§ **PROBLEM REQUIREMENTS**
A single number is required: the count of lines in the records below that contain the word "icon".

Collected data:
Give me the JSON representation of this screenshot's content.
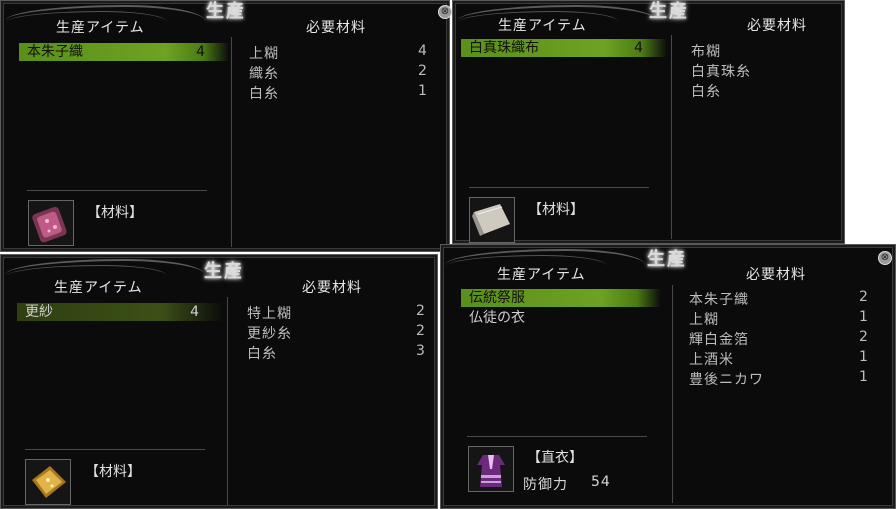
{
  "panels": [
    {
      "title": "生産",
      "header_items": "生産アイテム",
      "header_materials": "必要材料",
      "items": [
        {
          "name": "本朱子織",
          "count": "4"
        }
      ],
      "materials": [
        {
          "name": "上糊",
          "qty": "4"
        },
        {
          "name": "織糸",
          "qty": "2"
        },
        {
          "name": "白糸",
          "qty": "1"
        }
      ],
      "category": "【材料】",
      "icon": "pink-fabric-icon"
    },
    {
      "title": "生産",
      "header_items": "生産アイテム",
      "header_materials": "必要材料",
      "items": [
        {
          "name": "白真珠織布",
          "count": "4"
        }
      ],
      "materials": [
        {
          "name": "布糊"
        },
        {
          "name": "白真珠糸"
        },
        {
          "name": "白糸"
        }
      ],
      "category": "【材料】",
      "icon": "white-cloth-roll-icon"
    },
    {
      "title": "生産",
      "header_items": "生産アイテム",
      "header_materials": "必要材料",
      "items": [
        {
          "name": "更紗",
          "count": "4"
        }
      ],
      "materials": [
        {
          "name": "特上糊",
          "qty": "2"
        },
        {
          "name": "更紗糸",
          "qty": "2"
        },
        {
          "name": "白糸",
          "qty": "3"
        }
      ],
      "category": "【材料】",
      "icon": "gold-fabric-icon"
    },
    {
      "title": "生産",
      "header_items": "生産アイテム",
      "header_materials": "必要材料",
      "items": [
        {
          "name": "伝統祭服"
        },
        {
          "name": "仏徒の衣"
        }
      ],
      "materials": [
        {
          "name": "本朱子織",
          "qty": "2"
        },
        {
          "name": "上糊",
          "qty": "1"
        },
        {
          "name": "輝白金箔",
          "qty": "2"
        },
        {
          "name": "上酒米",
          "qty": "1"
        },
        {
          "name": "豊後ニカワ",
          "qty": "1"
        }
      ],
      "category": "【直衣】",
      "stat_label": "防御力",
      "stat_value": "54",
      "icon": "purple-robe-icon"
    }
  ],
  "close_glyph": "⊗"
}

§ **ANSWER SPACE**
4